After we had eaten our fill, I poured the remaining polenta into a pan, flattened it out, covered it and put it into the refrigerator to cool. When it was cool and firmed-up, I cut it into squares to be used later in the week.

 

Polenta - Cut Into Cakes

Day Two – Tamale Pie. By Day Two, Husband had left town so I was on my own. I put three squares of firm polenta in the bottom of a baking dish. I covered that generously with some chili-pinto beans, topped with grated cheese and baked until it was hot and bubbly. I served that with a salad and some salsa. Some sour cream might have been a nice addition. And guacamole would have tasted great along side. Meat-eaters could add some cooked ground meat to the beans. This was really good. I think it might have been a little better if I had pan fried the polenta in olive oil before layering it in the baking dish. Still, I enjoyed half of it on Day Two and ate the leftovers for lunch the next day.

Tamale Pie

Day Three – Nachos! With Husband away, I spent the whole day working on a very absorbing project. When dinner time rolled around I wanted something quick and easy. And nachos seem like a perfect thing to eat when you are home alone. I took three corn tortillas, sprayed them lightly with olive oil, sprinkled them with Old Bay seasoning, cut them in quarters and baked them on low heat until they were crispy. This is my version of baked tortilla chips. I put the chips into a baking dish, top with beans, grated cheese, jalapenos and diced tomatoes. I stuck that in the oven long enough to melt the cheese. I ate that with salsa. Guacamole and sour cream would have been nice additions. I know this sounds an awful lot like the tamale pie – but it was crunchy and seemd more fun.

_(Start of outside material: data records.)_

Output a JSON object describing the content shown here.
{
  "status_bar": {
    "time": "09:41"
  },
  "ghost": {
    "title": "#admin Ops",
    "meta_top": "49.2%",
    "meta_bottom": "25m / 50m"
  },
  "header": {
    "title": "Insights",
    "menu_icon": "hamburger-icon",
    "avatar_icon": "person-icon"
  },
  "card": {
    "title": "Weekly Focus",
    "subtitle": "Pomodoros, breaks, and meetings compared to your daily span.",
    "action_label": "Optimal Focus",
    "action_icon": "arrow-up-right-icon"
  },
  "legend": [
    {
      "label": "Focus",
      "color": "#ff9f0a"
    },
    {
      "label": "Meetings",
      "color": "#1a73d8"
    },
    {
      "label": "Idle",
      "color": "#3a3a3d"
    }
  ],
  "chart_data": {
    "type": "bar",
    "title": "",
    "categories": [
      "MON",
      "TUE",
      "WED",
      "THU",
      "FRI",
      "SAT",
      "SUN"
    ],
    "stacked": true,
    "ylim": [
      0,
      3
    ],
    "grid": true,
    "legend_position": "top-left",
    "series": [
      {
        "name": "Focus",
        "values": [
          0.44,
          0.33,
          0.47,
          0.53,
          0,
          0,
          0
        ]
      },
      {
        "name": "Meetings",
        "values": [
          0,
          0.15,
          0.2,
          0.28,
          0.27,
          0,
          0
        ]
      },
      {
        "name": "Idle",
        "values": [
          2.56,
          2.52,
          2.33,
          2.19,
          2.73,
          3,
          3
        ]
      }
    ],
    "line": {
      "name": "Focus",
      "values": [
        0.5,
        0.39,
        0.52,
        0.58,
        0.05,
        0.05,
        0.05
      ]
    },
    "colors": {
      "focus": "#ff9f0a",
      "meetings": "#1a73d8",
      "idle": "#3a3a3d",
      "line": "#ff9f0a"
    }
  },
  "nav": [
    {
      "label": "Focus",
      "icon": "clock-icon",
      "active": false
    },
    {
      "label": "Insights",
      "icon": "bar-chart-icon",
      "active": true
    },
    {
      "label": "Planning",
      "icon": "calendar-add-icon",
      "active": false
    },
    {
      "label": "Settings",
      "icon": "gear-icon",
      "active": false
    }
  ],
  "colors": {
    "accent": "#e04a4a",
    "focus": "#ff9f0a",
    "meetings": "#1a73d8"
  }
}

Nachos Ready to Melt the Cheese

Day Four – Polenta Cakes for Breakfast. I tend to be a creature of habit about breakfast, but I thought today,  it would be nice to try polenta for my morning meal. I sauteed four firm polenta squares in a pan along with some olive oil. I ate the cakes with a little butter and honey, a Morning Star Farms breakfast soy sausage and some fruit. The cakes were delicious. An egg or two might be a nice addition. It was quite hearty. Polenta cakes would be an unusual and welcome addition to a Sunday Brunch menu.

Pan Fried Polenta Cakes

Day Five – Polenta Antipasto Appetizer. I found this recipe at the Vegetarian Times Website. I still had several of the polenta cakes in the refrigerator. I browned them in olive oil and set them aside on a plate. In the same pan I sauteed some artichoke hearts (from a bag of frozen artichokes). To that I added a chopped roasted red bell pepper, sliced olives and chopped pepperoncini. This mixture just needs to be heated through. Spread the warm vegetables evenly over the polenta cakes. Have that with a nice glass of wine.

Polenta Appetizers

On Day Six the polenta was completely gone but I still had about a cup of beans. Too bad. I was tired of those beans. Husband hadn’t had even a bite of those beans. I bid the beans a fond farewell and I made a spinach salad! As an aside, I received the recipe for this salad in a weekly e-mail that I get from Lynne Rossetto Kasper at The Splendid Table. Check out their website.  They have lots of great recipes. You can sign up for a weekly email with a weeknight dinner recipe. You can also sign up for their weekly podcast.

Spinach Salad - No Beans, No Grains